Your instructions:
Sort through the entries below and pull out lines containing the word "thumbs".

(Entries from a dataset of interfaces)
★ ★ ★ ★ ★ ★ ★

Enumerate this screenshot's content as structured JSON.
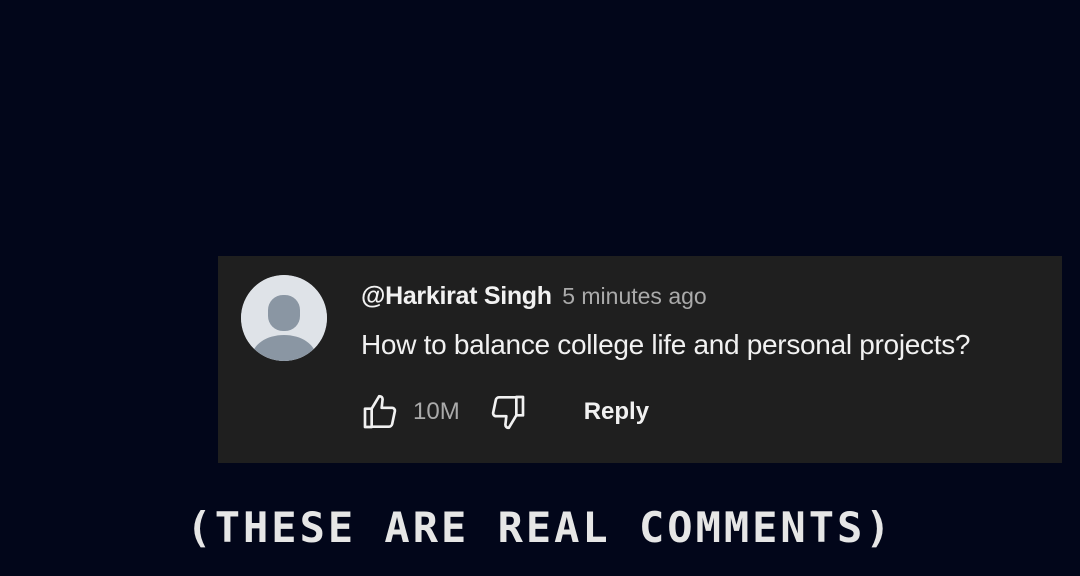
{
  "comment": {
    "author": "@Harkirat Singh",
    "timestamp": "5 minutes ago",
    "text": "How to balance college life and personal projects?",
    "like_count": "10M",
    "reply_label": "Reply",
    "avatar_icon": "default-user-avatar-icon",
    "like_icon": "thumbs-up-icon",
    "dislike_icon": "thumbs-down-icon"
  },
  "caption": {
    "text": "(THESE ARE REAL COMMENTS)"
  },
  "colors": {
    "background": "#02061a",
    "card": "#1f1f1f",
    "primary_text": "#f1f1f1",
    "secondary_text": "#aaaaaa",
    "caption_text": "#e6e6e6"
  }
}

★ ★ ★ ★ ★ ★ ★

Answer to this problem:
    "like_icon": "thumbs-up-icon",
    "dislike_icon": "thumbs-down-icon"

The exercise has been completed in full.